Outside of Washington D.C. though, doctors and some states are still fighting to ensure that women and transgender people might be able to afford infertility treatments, even if they are largely left out of the discussion surrounding the repeal of the ACA and Republican-led health care bills. In fact, in Rhode Island, it was mainly doctors who made sure the legislation was pushed through.

Ashley R. Stuckey, MD, a gynecologic oncologist and breast surgeon at Women & Infants and Kent hospitals and assistant professor of obstetrics and gynecology at the Warren Alpert Medical School, was one of the professionals who testified in favor of the bill. Stuckey said in her testimony:

A diagnosis of cancer in these young patients is devastating, which is compounded by the likelihood that their treatment, which may include sterilizing surgery, chemotherapy, or radiation, will render them infertile. At the time of a cancer diagnosis, time is of the essence.

Treatment usually begins as soon as possible after a cancer diagnosis, which means that patients don't exactly have the time scramble for a new insurance plan or find a way to afford fertility preservation. Stuckey also told a story of one of her patients who was intent on securing funds for fertility preservation that she postponed treatment, despite the fact that her health could be at risk. With the new law, that won't have to happen.

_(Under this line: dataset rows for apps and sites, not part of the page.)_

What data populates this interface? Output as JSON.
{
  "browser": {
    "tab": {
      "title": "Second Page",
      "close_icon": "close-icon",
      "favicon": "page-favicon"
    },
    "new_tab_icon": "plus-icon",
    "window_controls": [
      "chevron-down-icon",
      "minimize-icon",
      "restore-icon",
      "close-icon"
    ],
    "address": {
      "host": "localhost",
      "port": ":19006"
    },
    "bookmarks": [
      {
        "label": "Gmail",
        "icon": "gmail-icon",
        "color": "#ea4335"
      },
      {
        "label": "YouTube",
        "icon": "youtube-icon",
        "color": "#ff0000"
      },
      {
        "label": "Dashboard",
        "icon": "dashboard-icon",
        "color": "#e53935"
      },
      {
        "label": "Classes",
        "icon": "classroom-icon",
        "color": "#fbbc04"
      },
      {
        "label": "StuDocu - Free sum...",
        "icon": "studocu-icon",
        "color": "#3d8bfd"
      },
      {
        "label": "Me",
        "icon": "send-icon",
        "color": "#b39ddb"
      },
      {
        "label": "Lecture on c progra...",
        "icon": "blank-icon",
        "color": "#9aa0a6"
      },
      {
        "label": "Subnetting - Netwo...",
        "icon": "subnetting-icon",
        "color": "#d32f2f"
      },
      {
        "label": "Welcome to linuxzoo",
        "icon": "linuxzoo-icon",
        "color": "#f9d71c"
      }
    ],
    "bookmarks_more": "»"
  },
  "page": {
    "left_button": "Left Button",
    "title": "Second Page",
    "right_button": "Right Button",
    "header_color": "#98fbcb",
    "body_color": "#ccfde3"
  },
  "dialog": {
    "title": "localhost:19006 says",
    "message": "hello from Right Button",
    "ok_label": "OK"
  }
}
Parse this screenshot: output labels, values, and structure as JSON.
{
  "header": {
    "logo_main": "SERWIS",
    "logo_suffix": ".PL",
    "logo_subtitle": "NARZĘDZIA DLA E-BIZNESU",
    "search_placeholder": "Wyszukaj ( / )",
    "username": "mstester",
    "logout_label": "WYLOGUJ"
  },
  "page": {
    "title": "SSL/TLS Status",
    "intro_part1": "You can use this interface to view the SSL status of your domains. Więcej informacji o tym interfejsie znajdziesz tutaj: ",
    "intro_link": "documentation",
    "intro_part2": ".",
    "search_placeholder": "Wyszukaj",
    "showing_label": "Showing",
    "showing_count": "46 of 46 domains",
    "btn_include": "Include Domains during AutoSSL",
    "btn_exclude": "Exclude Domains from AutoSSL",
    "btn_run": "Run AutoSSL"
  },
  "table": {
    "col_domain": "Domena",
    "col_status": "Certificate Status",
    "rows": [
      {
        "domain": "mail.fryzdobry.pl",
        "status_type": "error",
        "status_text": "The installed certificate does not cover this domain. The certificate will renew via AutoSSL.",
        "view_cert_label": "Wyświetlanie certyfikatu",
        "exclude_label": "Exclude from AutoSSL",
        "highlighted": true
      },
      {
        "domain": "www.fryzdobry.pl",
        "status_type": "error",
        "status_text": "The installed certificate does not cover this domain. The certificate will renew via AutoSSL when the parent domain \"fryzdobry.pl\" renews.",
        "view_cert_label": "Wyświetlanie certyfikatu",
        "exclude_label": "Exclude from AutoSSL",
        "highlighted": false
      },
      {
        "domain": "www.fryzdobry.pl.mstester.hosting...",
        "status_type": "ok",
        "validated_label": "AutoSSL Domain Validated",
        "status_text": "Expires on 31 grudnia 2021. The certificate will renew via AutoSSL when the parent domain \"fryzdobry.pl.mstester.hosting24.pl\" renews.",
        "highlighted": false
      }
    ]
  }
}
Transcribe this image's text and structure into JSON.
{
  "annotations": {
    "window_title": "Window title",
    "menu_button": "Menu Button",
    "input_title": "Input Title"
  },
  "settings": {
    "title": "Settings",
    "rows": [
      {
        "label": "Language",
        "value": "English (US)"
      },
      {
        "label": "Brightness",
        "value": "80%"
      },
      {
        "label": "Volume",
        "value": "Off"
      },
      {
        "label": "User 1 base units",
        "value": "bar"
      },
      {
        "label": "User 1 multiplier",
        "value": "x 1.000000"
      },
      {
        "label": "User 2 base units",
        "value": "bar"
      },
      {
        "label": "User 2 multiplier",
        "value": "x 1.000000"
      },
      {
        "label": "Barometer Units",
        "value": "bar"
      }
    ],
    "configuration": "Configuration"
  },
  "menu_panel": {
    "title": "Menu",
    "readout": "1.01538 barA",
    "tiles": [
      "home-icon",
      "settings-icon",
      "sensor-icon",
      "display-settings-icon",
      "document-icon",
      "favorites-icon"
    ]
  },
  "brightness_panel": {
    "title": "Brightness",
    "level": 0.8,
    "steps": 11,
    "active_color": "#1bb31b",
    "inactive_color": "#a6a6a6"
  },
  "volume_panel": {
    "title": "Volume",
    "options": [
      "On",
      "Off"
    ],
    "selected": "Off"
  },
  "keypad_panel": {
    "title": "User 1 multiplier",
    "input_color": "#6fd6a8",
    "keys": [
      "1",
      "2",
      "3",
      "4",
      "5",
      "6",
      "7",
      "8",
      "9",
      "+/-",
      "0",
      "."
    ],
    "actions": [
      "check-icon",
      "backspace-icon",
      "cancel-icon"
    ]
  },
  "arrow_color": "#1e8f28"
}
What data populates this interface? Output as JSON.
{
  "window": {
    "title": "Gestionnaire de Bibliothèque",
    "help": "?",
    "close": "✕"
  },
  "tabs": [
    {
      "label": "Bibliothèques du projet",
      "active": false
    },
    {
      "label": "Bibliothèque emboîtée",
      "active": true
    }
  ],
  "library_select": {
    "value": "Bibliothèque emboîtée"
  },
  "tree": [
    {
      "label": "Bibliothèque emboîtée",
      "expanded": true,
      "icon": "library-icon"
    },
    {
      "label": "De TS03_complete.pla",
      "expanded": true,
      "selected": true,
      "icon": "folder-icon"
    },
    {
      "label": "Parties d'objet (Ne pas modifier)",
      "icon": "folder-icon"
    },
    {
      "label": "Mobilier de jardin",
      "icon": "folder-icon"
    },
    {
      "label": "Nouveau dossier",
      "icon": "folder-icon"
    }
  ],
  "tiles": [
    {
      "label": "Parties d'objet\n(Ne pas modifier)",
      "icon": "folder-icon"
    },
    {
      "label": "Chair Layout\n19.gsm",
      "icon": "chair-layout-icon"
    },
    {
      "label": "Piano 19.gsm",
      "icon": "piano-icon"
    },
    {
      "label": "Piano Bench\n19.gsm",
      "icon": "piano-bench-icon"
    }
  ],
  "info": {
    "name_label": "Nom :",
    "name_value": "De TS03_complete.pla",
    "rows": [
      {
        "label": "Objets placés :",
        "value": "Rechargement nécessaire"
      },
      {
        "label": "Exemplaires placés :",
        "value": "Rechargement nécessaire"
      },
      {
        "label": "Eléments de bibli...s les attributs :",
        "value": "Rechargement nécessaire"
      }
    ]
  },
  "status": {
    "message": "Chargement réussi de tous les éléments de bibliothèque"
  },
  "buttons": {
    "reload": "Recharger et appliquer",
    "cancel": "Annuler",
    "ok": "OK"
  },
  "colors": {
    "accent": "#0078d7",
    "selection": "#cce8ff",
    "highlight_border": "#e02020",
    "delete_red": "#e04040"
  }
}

Hopefully, Rhode Island will set a precedent for states, and one day maybe even Congress, so that more female cancer patients and transgender people will have the chance to both get the treatments they need and plan for a family.